> Task to carry out
In the listing below, which lines contain the string "days"? Copy them all.
====== Excerpted records ======
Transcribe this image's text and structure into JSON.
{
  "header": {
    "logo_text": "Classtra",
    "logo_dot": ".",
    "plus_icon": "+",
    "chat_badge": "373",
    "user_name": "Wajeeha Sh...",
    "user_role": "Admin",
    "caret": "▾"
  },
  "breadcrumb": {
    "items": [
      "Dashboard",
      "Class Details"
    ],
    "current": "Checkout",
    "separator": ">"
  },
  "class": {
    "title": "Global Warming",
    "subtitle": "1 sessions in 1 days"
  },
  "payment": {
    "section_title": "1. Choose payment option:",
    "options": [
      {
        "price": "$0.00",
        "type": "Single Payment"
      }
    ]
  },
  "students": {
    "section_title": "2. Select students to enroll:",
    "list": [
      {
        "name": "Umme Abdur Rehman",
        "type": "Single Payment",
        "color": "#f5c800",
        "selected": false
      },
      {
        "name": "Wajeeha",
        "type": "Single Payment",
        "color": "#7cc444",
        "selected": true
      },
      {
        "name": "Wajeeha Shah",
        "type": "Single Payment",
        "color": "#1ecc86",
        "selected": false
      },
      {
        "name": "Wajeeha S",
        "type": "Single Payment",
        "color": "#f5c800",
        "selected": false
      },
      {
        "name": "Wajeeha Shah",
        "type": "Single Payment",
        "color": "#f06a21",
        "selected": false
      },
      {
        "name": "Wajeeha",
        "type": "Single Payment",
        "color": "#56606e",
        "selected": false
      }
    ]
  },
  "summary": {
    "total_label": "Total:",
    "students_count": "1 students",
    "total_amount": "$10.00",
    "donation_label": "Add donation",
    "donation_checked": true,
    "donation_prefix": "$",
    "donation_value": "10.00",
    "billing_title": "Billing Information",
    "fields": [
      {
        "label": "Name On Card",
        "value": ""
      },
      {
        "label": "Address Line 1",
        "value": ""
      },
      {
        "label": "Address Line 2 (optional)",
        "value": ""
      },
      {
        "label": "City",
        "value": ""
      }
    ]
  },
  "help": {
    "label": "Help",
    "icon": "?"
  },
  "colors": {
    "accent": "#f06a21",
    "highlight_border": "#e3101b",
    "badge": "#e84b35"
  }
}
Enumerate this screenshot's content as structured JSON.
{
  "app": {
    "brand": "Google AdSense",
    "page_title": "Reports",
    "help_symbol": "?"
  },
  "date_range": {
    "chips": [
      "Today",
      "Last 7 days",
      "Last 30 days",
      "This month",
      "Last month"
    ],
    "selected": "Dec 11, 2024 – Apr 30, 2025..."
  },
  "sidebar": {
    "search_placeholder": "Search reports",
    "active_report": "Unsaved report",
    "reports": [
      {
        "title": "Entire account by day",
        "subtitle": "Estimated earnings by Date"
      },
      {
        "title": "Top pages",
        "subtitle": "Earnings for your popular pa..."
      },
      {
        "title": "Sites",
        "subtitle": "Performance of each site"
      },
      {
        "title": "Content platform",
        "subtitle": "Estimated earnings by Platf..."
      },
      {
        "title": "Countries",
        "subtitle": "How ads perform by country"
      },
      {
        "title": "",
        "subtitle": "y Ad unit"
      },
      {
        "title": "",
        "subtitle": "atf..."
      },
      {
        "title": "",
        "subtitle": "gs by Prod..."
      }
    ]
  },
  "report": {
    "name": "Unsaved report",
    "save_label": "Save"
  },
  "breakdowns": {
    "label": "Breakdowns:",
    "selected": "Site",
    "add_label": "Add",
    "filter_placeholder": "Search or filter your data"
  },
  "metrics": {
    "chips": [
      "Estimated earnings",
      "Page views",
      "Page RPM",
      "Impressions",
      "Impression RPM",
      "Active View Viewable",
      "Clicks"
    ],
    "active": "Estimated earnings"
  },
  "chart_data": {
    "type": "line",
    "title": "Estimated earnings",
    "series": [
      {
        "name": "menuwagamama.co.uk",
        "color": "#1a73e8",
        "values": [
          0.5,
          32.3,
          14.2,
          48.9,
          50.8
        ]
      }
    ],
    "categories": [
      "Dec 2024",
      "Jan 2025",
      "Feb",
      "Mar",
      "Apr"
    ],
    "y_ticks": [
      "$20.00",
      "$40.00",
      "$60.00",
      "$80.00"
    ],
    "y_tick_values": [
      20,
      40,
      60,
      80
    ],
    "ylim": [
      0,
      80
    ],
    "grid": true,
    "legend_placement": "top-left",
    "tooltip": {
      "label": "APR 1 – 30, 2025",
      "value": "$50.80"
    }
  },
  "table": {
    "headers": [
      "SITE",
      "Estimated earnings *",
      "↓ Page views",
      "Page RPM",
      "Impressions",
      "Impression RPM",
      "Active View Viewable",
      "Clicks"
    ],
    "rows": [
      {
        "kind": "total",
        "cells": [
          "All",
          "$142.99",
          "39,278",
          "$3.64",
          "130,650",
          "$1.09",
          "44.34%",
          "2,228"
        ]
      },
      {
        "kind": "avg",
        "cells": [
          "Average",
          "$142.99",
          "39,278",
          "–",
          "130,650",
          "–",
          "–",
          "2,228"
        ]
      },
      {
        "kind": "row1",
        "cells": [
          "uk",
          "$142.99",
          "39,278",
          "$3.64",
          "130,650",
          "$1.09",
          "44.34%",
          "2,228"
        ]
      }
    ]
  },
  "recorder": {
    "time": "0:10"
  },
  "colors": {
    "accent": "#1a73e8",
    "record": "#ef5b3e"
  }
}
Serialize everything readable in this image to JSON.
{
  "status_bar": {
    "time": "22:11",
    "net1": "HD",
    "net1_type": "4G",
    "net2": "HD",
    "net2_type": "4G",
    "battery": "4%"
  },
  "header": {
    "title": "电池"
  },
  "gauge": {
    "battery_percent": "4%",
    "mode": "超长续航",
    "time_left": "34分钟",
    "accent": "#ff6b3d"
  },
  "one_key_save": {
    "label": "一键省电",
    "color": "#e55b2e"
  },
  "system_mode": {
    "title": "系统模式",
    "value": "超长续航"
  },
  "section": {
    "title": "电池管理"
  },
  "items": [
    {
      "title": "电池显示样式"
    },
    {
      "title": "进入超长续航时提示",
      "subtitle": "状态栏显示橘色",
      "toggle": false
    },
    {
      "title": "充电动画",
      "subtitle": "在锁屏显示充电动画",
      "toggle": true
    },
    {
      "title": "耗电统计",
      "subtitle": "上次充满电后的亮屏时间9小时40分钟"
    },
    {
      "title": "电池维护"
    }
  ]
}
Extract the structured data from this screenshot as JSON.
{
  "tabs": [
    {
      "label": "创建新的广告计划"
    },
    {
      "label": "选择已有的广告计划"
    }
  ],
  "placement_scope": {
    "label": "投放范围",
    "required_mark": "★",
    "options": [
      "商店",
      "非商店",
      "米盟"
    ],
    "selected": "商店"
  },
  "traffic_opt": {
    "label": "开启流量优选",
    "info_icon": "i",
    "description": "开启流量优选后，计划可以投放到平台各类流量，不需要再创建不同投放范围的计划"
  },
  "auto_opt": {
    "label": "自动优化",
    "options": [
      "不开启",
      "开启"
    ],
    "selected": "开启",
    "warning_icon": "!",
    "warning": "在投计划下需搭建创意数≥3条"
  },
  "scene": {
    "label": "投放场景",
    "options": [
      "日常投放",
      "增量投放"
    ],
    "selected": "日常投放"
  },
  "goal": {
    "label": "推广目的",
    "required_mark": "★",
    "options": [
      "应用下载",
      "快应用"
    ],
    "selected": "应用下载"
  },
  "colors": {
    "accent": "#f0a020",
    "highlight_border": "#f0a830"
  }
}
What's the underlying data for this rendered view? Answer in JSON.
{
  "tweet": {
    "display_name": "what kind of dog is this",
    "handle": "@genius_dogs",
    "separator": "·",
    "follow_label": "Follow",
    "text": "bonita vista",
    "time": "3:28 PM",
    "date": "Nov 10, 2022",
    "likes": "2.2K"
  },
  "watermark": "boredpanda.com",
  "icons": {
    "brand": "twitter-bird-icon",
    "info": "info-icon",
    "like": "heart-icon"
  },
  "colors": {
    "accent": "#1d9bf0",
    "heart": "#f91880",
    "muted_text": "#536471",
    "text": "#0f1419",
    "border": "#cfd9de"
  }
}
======
> Exercise response
    "subtitle": "1 sessions in 1 days"
      "Last 7 days",
      "Last 30 days",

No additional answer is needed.